Food & Wine Epicure

by Food & Wine Epicure, October 13, 2011

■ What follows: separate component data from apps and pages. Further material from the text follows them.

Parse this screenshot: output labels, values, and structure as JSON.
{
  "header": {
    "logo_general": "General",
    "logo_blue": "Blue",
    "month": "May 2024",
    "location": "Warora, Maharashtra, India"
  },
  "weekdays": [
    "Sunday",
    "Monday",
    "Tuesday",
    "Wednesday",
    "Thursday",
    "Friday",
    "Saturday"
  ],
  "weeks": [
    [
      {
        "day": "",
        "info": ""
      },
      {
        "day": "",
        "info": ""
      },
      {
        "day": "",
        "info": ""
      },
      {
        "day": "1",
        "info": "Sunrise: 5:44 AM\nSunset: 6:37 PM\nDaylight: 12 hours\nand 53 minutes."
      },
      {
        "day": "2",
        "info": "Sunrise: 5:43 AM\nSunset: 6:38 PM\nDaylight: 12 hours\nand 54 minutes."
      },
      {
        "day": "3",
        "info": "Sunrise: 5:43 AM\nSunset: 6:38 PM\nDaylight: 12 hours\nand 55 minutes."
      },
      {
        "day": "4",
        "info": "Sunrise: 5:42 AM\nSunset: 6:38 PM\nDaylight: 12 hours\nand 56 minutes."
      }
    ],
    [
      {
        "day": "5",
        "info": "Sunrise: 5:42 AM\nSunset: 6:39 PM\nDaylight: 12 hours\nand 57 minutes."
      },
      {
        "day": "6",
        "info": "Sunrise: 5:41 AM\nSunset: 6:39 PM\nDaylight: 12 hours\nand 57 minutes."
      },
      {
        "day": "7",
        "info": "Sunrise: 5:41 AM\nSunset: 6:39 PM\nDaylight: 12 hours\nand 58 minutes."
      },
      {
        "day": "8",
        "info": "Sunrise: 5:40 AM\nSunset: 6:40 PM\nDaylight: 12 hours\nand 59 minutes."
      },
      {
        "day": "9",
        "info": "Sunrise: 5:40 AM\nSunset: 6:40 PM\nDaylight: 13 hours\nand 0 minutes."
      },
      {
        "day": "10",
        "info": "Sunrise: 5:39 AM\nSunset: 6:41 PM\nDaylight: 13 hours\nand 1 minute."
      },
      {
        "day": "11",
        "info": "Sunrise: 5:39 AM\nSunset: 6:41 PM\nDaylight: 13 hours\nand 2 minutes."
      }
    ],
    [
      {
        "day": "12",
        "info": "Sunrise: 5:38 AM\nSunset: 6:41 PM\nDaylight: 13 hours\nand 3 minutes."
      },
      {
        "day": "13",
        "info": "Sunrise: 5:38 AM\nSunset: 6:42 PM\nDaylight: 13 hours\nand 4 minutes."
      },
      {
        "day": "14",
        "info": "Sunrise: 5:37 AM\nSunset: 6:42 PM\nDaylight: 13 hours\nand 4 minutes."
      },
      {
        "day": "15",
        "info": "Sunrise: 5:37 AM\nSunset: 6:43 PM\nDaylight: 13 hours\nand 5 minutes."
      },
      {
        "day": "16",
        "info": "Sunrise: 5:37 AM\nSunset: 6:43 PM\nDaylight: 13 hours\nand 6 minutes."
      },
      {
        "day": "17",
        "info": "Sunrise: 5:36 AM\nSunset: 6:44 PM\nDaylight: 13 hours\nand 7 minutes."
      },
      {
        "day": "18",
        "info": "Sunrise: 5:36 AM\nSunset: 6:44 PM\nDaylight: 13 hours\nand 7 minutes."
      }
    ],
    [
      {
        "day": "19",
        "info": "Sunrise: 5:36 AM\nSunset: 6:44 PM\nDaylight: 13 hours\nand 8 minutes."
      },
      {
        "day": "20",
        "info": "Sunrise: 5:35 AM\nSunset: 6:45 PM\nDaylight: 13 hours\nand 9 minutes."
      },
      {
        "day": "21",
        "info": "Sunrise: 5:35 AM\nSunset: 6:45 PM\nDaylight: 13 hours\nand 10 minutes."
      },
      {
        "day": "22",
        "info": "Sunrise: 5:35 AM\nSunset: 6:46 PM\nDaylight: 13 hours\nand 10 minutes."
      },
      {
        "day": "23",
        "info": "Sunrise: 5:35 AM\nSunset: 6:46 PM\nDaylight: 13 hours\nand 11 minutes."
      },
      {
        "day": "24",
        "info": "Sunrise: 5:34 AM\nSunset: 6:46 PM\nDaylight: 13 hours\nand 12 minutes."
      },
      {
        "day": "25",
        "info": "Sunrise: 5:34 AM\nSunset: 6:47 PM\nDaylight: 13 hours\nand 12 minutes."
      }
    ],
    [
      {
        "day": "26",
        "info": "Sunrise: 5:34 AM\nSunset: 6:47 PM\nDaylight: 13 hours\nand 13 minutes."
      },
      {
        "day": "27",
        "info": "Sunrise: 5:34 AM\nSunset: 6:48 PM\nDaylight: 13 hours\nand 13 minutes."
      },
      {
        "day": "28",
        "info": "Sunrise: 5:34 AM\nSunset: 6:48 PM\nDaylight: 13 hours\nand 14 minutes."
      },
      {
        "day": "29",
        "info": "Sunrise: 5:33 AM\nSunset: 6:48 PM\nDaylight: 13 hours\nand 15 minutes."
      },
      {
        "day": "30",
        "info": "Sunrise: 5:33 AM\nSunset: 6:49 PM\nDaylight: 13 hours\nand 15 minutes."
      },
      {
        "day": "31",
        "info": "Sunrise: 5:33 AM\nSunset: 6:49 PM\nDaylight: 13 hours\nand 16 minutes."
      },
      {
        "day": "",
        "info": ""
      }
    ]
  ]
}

For far too many years, primarily  thanks to movies and reality T.V., the  Los Angeles dining scene has been  lumped into two categories: sproutsloving  and celeb-drenched. And, really, we have  plenty of restaurants to support those claims. But  today, L.A. is seen as a new culinary mecca, and as  a magnet for the best and brightest culinary talent  from around the country. For the food-obsessed,  this is exactly where everyone wants to be.  It wasn’t much different 30 years ago, when  places like Michael’s, Spago and Patina we’re at  the forefront of a new culinary world order. These  restaurants helped launch the careers of many of  today’s celebrity chefs: When Jonathan Waxman,  Mark Peel and Nancy Silverton wanted to find  their footing in the kitchen, they went to work for  Michael McCarty and Wolfgang Puck, two of the  most innovative chefs and restaurateurs of their  time. Along with Northern Californian chefs like  Jeremiah Tower and Alice Waters, the combined  group would shape what soon became known  as “California cuisine.”And it spread through the  country like wildfire.  We have a lush restaurant family tree in Los  Angeles, where the culinary lineage can be traced  from the patriarchs and matriarchs like McCarty,  Puck, Silverton and Joachim Splichal directly to  the stars of our dining scene today. Think of it  this way: If it weren’t for Michael’s, we might not  have Sang Yoon’s Father’s Office. Or if not for  Spago, maybe Campanile wouldn’t have come  to be, which would mean no Mozza, and then no  Spice Table, Bryant Ng’s Singaporean-Vietnamese  restaurant downtown. As different as they are,  they’re all inextricably tied together.  One restaurant that played an important role in  the genesis of how we eat now—here and across  the country—is Michael’s, McCarty’s eponymous  Santa Monica spot that debuted in 1979.  “Back then, if you asked anyone what the best  restaurant was in town, you would’ve been told  a classic French restaurant like L’Ermitage,” says  McCarty. “And if you wanted to cook, the rule of  thumb was Escoffier, which meant no variation of  theme, no regional concept, no farm-to-table. I  wanted to change that.”  McCarty and his opening chefs—Jonathan  Waxman, Ken Frank and Mark Peel among  them—used classic techniques they picked up  in European kitchens and culinary schools, and  introduced fresh, locally raised produce to the  menus. It was the beginning of a food revolution.